> **ACTIVITY**
Find the lines below that include the word "this" and report how many there are, with no other text.

> **INPUT RECORDS**
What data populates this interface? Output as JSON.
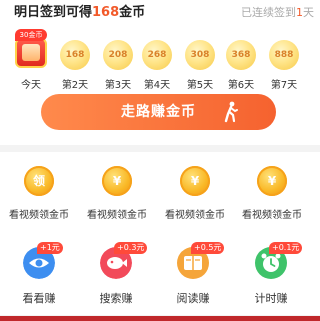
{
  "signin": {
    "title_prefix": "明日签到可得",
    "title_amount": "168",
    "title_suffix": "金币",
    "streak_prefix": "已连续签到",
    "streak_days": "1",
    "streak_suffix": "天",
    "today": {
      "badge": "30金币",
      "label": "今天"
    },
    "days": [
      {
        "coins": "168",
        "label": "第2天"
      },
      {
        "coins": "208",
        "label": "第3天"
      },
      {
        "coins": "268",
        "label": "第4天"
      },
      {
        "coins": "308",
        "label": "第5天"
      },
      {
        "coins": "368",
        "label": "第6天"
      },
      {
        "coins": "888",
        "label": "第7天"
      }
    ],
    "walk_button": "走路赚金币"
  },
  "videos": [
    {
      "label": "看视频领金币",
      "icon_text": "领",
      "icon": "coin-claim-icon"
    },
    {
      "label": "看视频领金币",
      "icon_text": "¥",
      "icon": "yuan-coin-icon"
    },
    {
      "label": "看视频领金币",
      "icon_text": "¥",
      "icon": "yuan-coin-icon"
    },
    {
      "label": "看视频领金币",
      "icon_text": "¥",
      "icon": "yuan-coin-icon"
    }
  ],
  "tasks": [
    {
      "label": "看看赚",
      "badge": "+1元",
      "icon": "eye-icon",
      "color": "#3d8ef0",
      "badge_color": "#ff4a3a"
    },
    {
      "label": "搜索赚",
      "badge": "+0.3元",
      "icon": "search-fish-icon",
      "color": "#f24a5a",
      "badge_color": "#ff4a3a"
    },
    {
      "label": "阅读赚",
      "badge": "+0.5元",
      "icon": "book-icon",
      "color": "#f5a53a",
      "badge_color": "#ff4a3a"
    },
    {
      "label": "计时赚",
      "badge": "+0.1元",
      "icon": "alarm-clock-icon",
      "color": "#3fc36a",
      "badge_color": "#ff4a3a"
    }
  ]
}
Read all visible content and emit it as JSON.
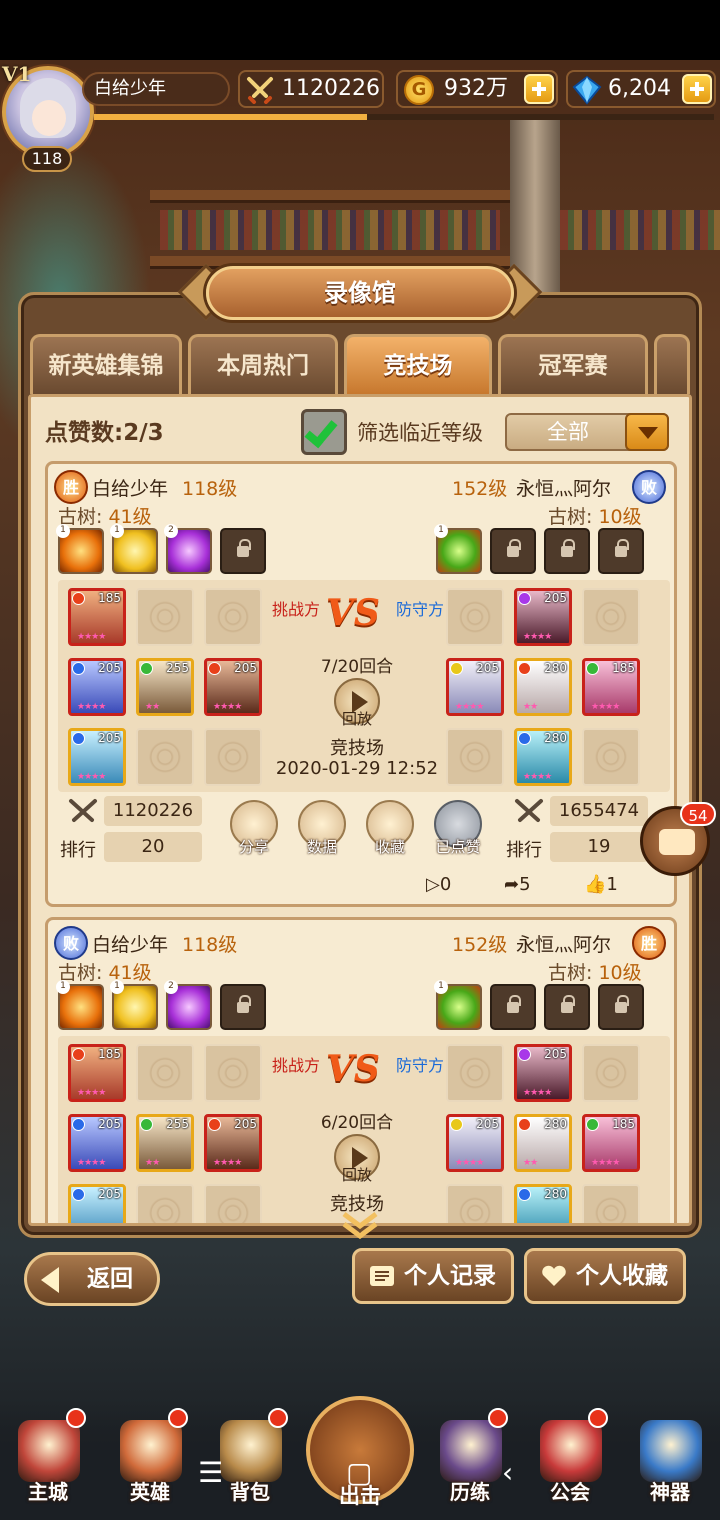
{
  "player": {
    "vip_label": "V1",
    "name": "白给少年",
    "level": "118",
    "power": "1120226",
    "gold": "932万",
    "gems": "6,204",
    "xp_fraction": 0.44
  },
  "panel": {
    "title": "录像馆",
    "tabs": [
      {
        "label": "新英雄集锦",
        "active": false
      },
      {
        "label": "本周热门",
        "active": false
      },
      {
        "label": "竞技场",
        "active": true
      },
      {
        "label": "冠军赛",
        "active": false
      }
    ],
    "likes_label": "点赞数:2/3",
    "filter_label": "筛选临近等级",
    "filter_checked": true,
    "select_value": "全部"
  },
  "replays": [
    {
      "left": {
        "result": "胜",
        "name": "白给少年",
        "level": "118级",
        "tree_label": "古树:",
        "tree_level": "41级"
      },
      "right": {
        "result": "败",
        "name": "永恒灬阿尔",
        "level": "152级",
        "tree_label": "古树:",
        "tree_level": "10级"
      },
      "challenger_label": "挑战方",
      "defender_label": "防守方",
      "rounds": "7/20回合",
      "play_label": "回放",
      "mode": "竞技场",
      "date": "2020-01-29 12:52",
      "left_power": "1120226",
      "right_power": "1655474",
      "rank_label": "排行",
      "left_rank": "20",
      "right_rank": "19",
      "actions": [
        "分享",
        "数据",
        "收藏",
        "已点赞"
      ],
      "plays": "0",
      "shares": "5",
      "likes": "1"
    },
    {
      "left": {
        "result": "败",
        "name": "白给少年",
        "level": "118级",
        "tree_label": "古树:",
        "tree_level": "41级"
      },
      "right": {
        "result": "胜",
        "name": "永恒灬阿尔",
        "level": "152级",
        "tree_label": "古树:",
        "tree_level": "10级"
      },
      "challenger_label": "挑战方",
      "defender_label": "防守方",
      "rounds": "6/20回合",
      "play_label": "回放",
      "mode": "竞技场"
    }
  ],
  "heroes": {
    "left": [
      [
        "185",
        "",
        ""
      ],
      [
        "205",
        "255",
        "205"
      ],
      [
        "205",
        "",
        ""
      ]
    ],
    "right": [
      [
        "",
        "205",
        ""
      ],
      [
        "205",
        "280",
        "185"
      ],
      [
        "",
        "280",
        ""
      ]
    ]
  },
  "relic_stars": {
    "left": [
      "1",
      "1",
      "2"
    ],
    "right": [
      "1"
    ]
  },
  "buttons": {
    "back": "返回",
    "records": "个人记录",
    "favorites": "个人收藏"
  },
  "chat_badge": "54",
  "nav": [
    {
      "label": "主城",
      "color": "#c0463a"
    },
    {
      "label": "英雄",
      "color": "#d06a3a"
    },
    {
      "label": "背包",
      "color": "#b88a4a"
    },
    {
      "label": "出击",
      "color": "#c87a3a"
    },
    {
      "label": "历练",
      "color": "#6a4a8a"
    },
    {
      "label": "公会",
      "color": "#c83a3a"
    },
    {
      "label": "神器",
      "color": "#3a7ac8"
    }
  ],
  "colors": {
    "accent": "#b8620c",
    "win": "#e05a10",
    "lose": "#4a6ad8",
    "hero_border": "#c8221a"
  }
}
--
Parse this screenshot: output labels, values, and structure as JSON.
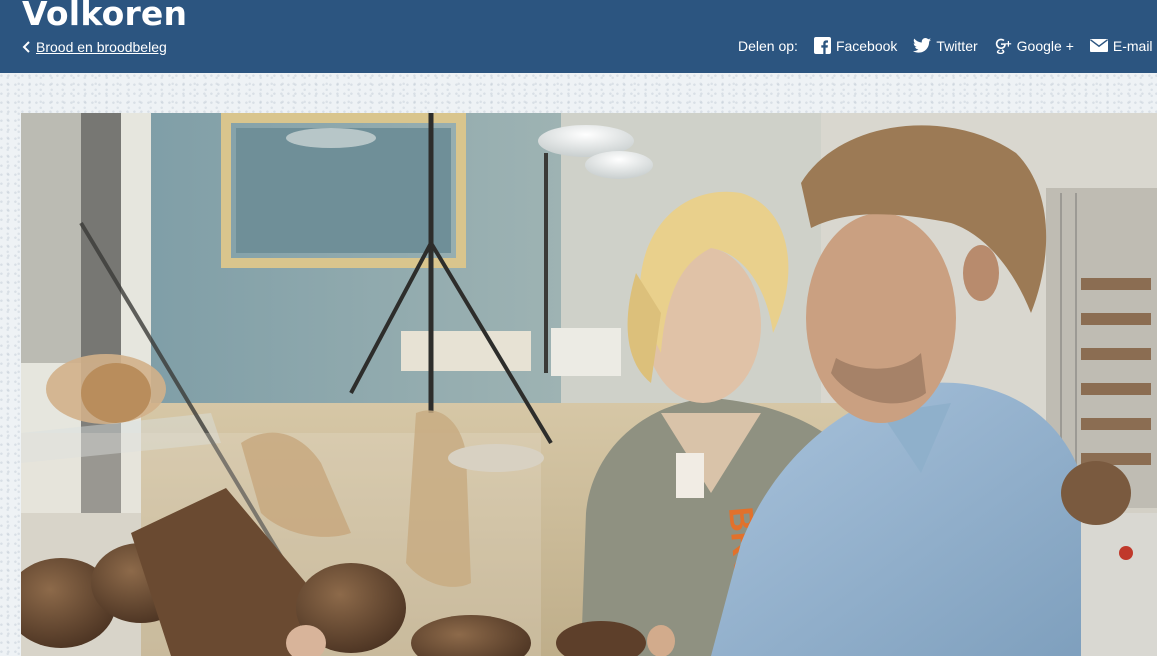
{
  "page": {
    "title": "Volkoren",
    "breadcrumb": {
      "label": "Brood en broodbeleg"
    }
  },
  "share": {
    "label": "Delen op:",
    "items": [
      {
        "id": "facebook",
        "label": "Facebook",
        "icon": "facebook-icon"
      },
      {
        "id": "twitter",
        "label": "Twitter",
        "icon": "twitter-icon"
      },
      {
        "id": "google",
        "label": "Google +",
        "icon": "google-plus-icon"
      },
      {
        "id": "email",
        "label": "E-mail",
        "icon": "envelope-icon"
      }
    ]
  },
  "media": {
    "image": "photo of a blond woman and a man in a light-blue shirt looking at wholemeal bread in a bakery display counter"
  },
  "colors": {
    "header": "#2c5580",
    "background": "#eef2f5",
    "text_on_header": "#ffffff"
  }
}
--
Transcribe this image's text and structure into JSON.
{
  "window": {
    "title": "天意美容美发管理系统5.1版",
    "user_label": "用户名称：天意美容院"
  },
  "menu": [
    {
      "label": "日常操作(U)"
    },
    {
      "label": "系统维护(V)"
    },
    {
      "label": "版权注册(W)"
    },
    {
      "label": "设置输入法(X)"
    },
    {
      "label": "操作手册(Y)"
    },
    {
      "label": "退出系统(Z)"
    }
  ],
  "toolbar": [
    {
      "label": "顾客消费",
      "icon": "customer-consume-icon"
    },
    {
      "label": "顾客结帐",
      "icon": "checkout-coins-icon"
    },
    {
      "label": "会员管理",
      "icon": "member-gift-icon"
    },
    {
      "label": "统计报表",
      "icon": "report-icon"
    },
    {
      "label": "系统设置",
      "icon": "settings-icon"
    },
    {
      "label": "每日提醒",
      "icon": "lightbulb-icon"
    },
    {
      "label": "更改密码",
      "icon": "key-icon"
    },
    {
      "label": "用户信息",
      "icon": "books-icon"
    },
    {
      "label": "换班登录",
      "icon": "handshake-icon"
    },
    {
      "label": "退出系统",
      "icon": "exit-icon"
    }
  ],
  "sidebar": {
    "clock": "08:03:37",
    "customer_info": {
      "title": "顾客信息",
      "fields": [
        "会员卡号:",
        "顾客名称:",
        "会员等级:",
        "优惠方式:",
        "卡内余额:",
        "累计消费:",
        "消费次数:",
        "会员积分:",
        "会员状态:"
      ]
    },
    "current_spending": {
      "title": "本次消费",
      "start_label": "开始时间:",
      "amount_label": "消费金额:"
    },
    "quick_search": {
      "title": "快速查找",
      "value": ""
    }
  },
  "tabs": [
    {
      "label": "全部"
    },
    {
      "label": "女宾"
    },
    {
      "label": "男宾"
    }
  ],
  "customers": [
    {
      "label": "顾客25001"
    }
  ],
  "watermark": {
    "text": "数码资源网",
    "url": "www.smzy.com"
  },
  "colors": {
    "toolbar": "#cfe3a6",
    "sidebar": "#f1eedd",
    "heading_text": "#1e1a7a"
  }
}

> **OUTPUT OF THE EXERCISE**
3